Page:Popular Science Monthly Volume 62.djvu/447

From Wikisource
Jump to navigation Jump to search
This page has been proofread, but needs to be validated.




By Director R. H. THURSTON,


THE preparation of the man who has chosen to enter a profession involves, properly, suitability for the profession chosen, in character, ability and a special talent, if not a genius, as a basis and an excuse for that preparation. It should include a general education sufficient to give the individual the knowledge and culture demanded, in this generation, of all who aspire to enroll themselves in the ranks of the leaders of the professions, broad enough and deep enough to command respect and to justify confidence both in the man's attainments and in their utilization. It must involve training, both gymnastic and 'practical,' and development of that strength and maturity without which the professional apprenticeship of the special school can not be appreciated or its best results attained. Education, in the commonly accepted meaning of the term, should be carried as far and as high as the time, the means and the ability of the man permit and continued, if possible, until he has acquired maturity, earnestness, intelligent ambition and thorough assurance that he has chosen the right field of work for his life's long endeavors. Yet, from the day when it becomes certain that his field of work may be safely selected, a thread of special preparation may run through all the sequence of his studies without injury to their value in the development of the man.

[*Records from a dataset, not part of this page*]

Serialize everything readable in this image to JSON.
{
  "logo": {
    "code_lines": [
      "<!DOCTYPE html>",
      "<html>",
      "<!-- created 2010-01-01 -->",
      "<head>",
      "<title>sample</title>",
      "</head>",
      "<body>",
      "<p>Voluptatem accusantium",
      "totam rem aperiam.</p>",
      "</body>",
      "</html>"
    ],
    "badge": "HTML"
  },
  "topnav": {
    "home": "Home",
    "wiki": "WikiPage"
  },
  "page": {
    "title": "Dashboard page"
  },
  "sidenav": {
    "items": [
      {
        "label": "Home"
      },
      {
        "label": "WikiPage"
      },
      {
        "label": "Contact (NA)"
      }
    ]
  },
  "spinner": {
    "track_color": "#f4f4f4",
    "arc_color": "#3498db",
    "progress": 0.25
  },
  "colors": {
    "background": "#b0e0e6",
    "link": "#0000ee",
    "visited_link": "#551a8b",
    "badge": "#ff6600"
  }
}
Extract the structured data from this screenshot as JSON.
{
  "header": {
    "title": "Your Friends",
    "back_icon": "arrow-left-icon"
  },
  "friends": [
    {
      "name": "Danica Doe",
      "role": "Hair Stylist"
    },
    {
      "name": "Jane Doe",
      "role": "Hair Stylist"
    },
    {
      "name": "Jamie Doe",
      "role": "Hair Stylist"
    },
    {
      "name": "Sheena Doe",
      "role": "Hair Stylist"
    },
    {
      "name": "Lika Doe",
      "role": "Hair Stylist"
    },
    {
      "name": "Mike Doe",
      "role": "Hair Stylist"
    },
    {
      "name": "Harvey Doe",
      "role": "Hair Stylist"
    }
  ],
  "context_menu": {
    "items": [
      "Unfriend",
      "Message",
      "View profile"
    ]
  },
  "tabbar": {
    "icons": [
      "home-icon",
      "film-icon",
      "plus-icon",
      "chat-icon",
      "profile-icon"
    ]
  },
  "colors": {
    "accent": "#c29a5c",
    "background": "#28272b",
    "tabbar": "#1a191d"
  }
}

Mathematics may be taught by examples selected from the practical problems of the coming days of professional work; modern languages may be given large place in the curriculum; the sciences may be studied in a serious manner and intensively; these latter studies may be made to conspire for his advantage in the reading of scientific matter in foreign literatures. In many and very various ways, the bent of the child, the youth, the man, may be favored without loss of culture and with the great advantage of stimulating and maintaining his interest throughout. But, in the earlier stage, it would be a mistake to sacrifice culture and gymnastic training, true education, to professional training. Quite enough can usually be accomplished in the manner just indicated without observable distortion of the general education which every youth should rightfully claim. As secondary education and collegiate work in the 'liberal' arts are to-day conducted, it is probably always possible to secure a large part of the needed sci-

  1. Read before the N. Y. State Science Teachers' Association, Syracuse meeting, December 30, 1902.